Tourist cards, available upon arrival for US$10, are issued to foreign visitors from Argentina, Australia, Austria, Belgium, Brazil, Canada, Chile, Denmark, France, Germany, Greece, Ireland, Israel, Italy, Japan, Mexico, Netherlands, Portugal, Russia, Spain, Sweden, Switzerland, South Africa the UK and USA, among many others.

Business Etiquette

Relationships & Communication
  • Networking is important part of business since it broadens your base of contacts, and therefore, people who can smooth the way for you.
  • This is a country where knowing the right person is often more important than what you know.
  • Doing favours and collecting favours owed is a highly developed art form.
  • Name-dropping is commonplace and nepotism does not have the negative connotation it has in many other countries.
  • Trust is crucial to developing relationships.
  • It is important that you treat business colleagues with respect and not do anything to cause them loss of face.
  • Appearances matter. Dress conservatively but well.
  • Senior positions in business are predominately held by the upper class; therefore, it is important that you pay attention to the hierarchy and show appropriate deference and respect to those in positions of authority.
  • Dominicans can be direct communicators and are not afraid to say what they feel.
Business Meeting Etiquette
  • Business appointments are required and can often be scheduled on short notice; however, it is best to make them 2 to 3 weeks in advance by telephone, email or fax.
  • Arrive on time for meetings. Dominicans strive for punctuality, but they do not always achieve their goal.
  • The first meeting is often quite formal.
  • Small talk helps establish a rapport. Do not immediately begin discussing business.
  • Have all written material available in both English and Spanish.
  • Meetings are often interrupted and several people may speak at the same time.
  • Be careful with facial expression and bodily movements - gestures are context sensitive and do not always translate well between countries.
  • Patience is important.
Business Negotiation Etiquette
  • Expect small talk before getting down to business since Dominicans want to get to know people before doing business.
  • It will take several meetings to come to an agreement. Negotiation and time for consultation are important.
  • Relationships are viewed as more important than business documents.
  • Negotiations and decisions take a long time.
  • Hierarchy is important, although not always apparent. Defer to the person with the most authority, as they are most likely the decision maker.
  • There are often long bureaucratic delays in reaching decisions. Be patient. If you try to rush the process, you will be thought both rude and aggressive.
  • Avoid high-pressure sales tactics.
  • Dominicans are skilled negotiators and drive hard bargains.
 Dress Etiquette
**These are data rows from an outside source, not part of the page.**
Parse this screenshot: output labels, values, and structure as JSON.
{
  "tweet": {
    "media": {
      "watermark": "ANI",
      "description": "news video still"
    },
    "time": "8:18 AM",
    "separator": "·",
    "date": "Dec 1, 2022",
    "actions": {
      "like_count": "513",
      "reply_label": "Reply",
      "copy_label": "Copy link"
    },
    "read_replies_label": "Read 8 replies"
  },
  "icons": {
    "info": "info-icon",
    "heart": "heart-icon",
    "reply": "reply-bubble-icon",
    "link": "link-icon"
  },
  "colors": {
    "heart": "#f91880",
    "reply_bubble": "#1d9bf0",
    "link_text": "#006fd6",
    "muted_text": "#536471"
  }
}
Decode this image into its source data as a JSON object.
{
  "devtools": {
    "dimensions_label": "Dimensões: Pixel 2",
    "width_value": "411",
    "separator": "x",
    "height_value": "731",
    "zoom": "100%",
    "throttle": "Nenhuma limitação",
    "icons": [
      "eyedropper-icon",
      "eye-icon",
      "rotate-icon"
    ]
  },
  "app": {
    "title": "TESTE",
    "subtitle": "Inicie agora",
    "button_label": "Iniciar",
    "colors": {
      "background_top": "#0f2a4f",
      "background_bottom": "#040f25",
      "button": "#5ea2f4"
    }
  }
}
  • Appropriate business attire is expected.
  • Men should wear good quality, conservative, dark coloured business suits.
  • Women should wear stylish suits or dresses. They should dress elegantly, including make-up and jewellery.
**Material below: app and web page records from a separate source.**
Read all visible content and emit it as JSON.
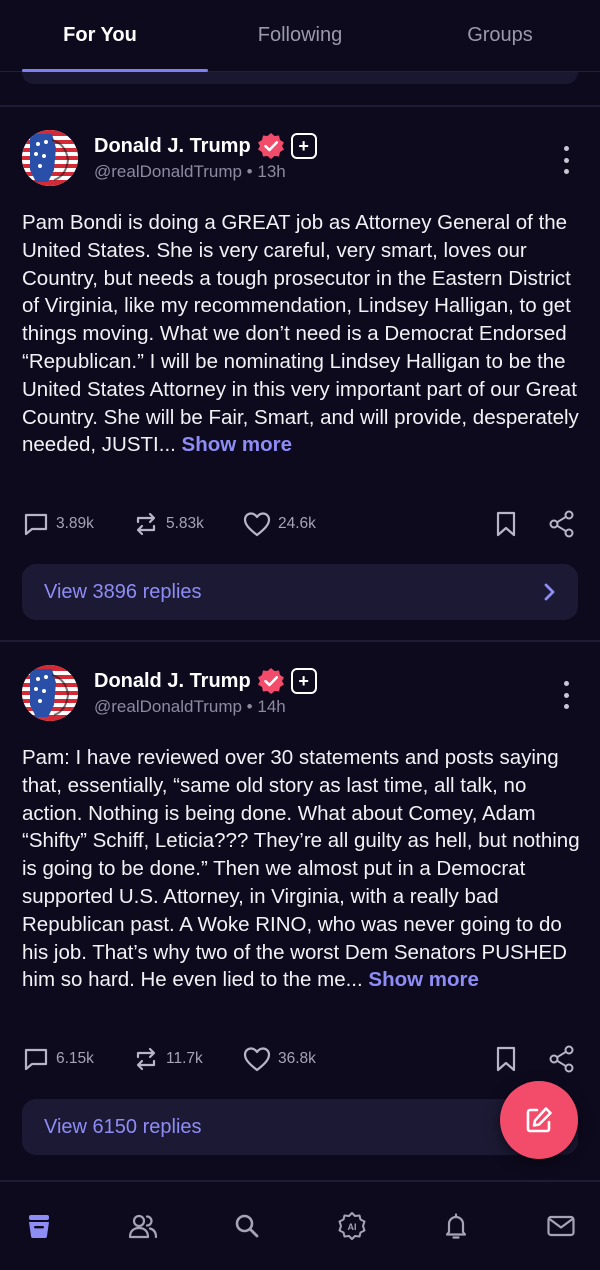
{
  "tabs": [
    {
      "label": "For You",
      "active": true
    },
    {
      "label": "Following",
      "active": false
    },
    {
      "label": "Groups",
      "active": false
    }
  ],
  "colors": {
    "background": "#0d0a1e",
    "accent": "#8e8cf5",
    "verified": "#f24c6a",
    "fab": "#f24c6a"
  },
  "posts": [
    {
      "author": "Donald J. Trump",
      "handle": "@realDonaldTrump",
      "time": "13h",
      "meta": "@realDonaldTrump • 13h",
      "text": "Pam Bondi is doing a GREAT job as Attorney General of the United States. She is very careful, very smart, loves our Country, but needs a tough prosecutor in the Eastern District of Virginia, like my recommendation, Lindsey Halligan, to get things moving. What we don’t need is a Democrat Endorsed “Republican.” I will be nominating Lindsey Halligan to be the United States Attorney in this very important part of our Great Country. She will be Fair, Smart, and will provide, desperately needed, JUSTI...",
      "show_more": "Show more",
      "replies_count": "3.89k",
      "reposts_count": "5.83k",
      "likes_count": "24.6k",
      "view_replies": "View 3896 replies",
      "avatar_icon": "flag-portrait-avatar",
      "verified_icon": "verified-badge-icon"
    },
    {
      "author": "Donald J. Trump",
      "handle": "@realDonaldTrump",
      "time": "14h",
      "meta": "@realDonaldTrump • 14h",
      "text": "Pam: I have reviewed over 30 statements and posts saying that, essentially, “same old story as last time, all talk, no action. Nothing is being done. What about Comey, Adam “Shifty” Schiff, Leticia??? They’re all guilty as hell, but nothing is going to be done.” Then we almost put in a Democrat supported U.S. Attorney, in Virginia, with a really bad Republican past. A Woke RINO, who was never going to do his job. That’s why two of the worst Dem Senators PUSHED him so hard. He even lied to the me...",
      "show_more": "Show more",
      "replies_count": "6.15k",
      "reposts_count": "11.7k",
      "likes_count": "36.8k",
      "view_replies": "View 6150 replies",
      "avatar_icon": "flag-portrait-avatar",
      "verified_icon": "verified-badge-icon"
    }
  ],
  "bottom_nav": [
    {
      "name": "home-icon",
      "active": true
    },
    {
      "name": "groups-icon",
      "active": false
    },
    {
      "name": "search-icon",
      "active": false
    },
    {
      "name": "ai-icon",
      "active": false,
      "label": "AI"
    },
    {
      "name": "notifications-icon",
      "active": false
    },
    {
      "name": "messages-icon",
      "active": false
    }
  ],
  "fab": {
    "icon": "compose-icon"
  }
}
Business Cards
  • Business cards are exchanged during introductions without formal ritual.
  • Have one side of your business card translated into Spanish.
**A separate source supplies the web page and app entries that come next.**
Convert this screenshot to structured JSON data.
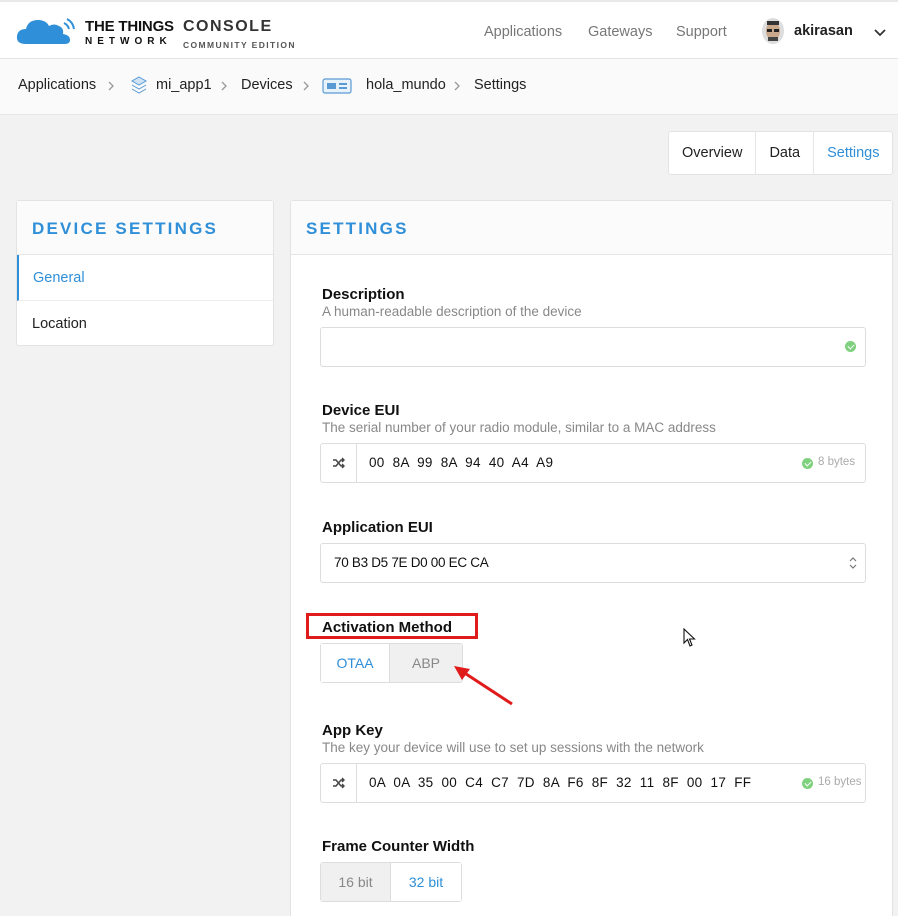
{
  "header": {
    "brand_line1": "THE THINGS",
    "brand_line2": "NETWORK",
    "console": "CONSOLE",
    "console_sub": "COMMUNITY EDITION",
    "nav": [
      "Applications",
      "Gateways",
      "Support"
    ],
    "username": "akirasan"
  },
  "breadcrumb": {
    "items": [
      "Applications",
      "mi_app1",
      "Devices",
      "hola_mundo",
      "Settings"
    ]
  },
  "tabs": [
    "Overview",
    "Data",
    "Settings"
  ],
  "active_tab": "Settings",
  "sidebar": {
    "title": "DEVICE SETTINGS",
    "items": [
      "General",
      "Location"
    ]
  },
  "settings": {
    "title": "SETTINGS",
    "description": {
      "label": "Description",
      "help": "A human-readable description of the device",
      "value": ""
    },
    "device_eui": {
      "label": "Device EUI",
      "help": "The serial number of your radio module, similar to a MAC address",
      "value": "00 8A 99 8A 94 40 A4 A9",
      "bytes": "8 bytes"
    },
    "app_eui": {
      "label": "Application EUI",
      "value": "70 B3 D5 7E D0 00 EC CA"
    },
    "activation": {
      "label": "Activation Method",
      "options": [
        "OTAA",
        "ABP"
      ],
      "selected": "OTAA"
    },
    "app_key": {
      "label": "App Key",
      "help": "The key your device will use to set up sessions with the network",
      "value": "0A 0A 35 00 C4 C7 7D 8A F6 8F 32 11 8F 00 17 FF",
      "bytes": "16 bytes"
    },
    "frame_counter": {
      "label": "Frame Counter Width",
      "options": [
        "16 bit",
        "32 bit"
      ],
      "selected": "32 bit"
    }
  },
  "colors": {
    "accent": "#2f8fd8",
    "annotation": "#e01b1b",
    "ok": "#7fd17f"
  }
}
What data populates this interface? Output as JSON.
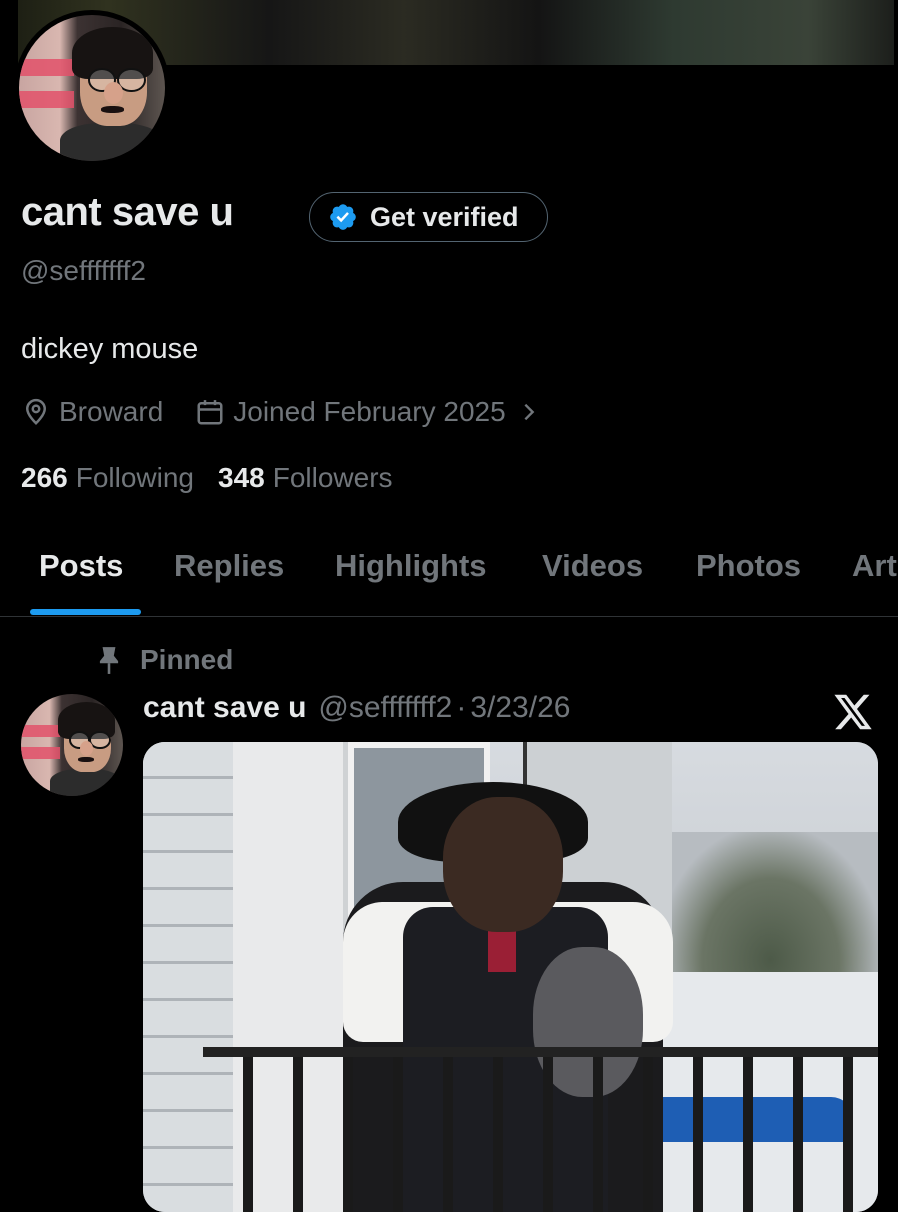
{
  "profile": {
    "display_name": "cant save u",
    "get_verified_label": "Get verified",
    "handle": "@sefffffff2",
    "bio": "dickey mouse",
    "location": "Broward",
    "joined": "Joined February 2025",
    "following_count": "266",
    "following_label": "Following",
    "followers_count": "348",
    "followers_label": "Followers"
  },
  "tabs": [
    {
      "label": "Posts",
      "active": true
    },
    {
      "label": "Replies"
    },
    {
      "label": "Highlights"
    },
    {
      "label": "Videos"
    },
    {
      "label": "Photos"
    },
    {
      "label": "Art"
    }
  ],
  "pinned_post": {
    "pinned_label": "Pinned",
    "author_name": "cant save u",
    "author_handle": "@sefffffff2",
    "separator": "·",
    "date": "3/23/26"
  },
  "colors": {
    "background": "#000000",
    "accent": "#1d9bf0",
    "muted_text": "#71767b",
    "primary_text": "#e7e9ea"
  },
  "icons": [
    "location-pin-icon",
    "calendar-icon",
    "chevron-right-icon",
    "verified-badge-icon",
    "pin-icon",
    "x-logo-icon"
  ]
}
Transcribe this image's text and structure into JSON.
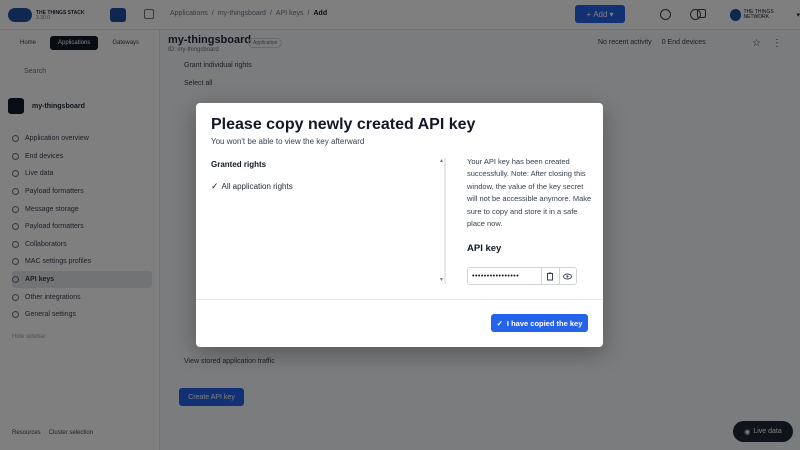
{
  "topbar": {
    "logo_name": "THE THINGS STACK",
    "logo_version": "3.30.0",
    "breadcrumb": [
      "Applications",
      "my-thingsboard",
      "API keys",
      "Add"
    ],
    "add_label": "Add",
    "user_name": "THE THINGS NETWORK"
  },
  "sidebar": {
    "tabs": [
      "Home",
      "Applications",
      "Gateways"
    ],
    "search_placeholder": "Search",
    "app_name": "my-thingsboard",
    "items": [
      "Application overview",
      "End devices",
      "Live data",
      "Payload formatters",
      "Message storage",
      "Payload formatters",
      "Collaborators",
      "MAC settings profiles",
      "API keys",
      "Other integrations",
      "General settings"
    ],
    "footer_hint": "Hide sidebar",
    "bottom_left": "Resources",
    "bottom_right": "Cluster selection"
  },
  "main": {
    "title": "my-thingsboard",
    "subtitle": "ID: my-thingsboard",
    "badge": "Application",
    "right_stats": [
      "No recent activity",
      "0 End devices"
    ],
    "lines": [
      "Grant individual rights",
      "Select all"
    ],
    "bottom_line": "View stored application traffic",
    "create_label": "Create API key"
  },
  "modal": {
    "title": "Please copy newly created API key",
    "subtitle": "You won't be able to view the key afterward",
    "rights_heading": "Granted rights",
    "rights": [
      "All application rights"
    ],
    "info": "Your API key has been created successfully. Note: After closing this window, the value of the key secret will not be accessible anymore. Make sure to copy and store it in a safe place now.",
    "key_heading": "API key",
    "key_masked": "••••••••••••••••",
    "confirm_label": "I have copied the key"
  },
  "live_chat_label": "Live data",
  "colors": {
    "accent": "#2563eb",
    "brand": "#1f4fa3",
    "overlay": "rgba(0,0,0,0.5)"
  }
}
  • Present your business card with the Spanish side facing the recipient.
  • Treat business cards with respect. When you receive a card, place it in a business card case to show that you will treat the person with respect.

General Business Hours

The following hours are standard for the DR. Exceptions are noted in individual listings.
Banks 8am to 4pm Monday to Friday, 9am to 1pm Saturday
Government offices 7:30am to 2:30pm Monday to Friday
Restaurants 9am to 10pm Monday to Saturday; most close between lunch and dinner
Shops 9am to 7:30pm Monday to Saturday
Supermarkets 8am to 10pm Monday to Saturday
Tourist attractions 9am to 6pm; many museums and galleries close one day per week (usually Monday)
Liquor licensing laws, and hence bar opening and closing times, were in flux at the time of research.
However, expect bars, nightclubs and casinos to be open from 6pm to late.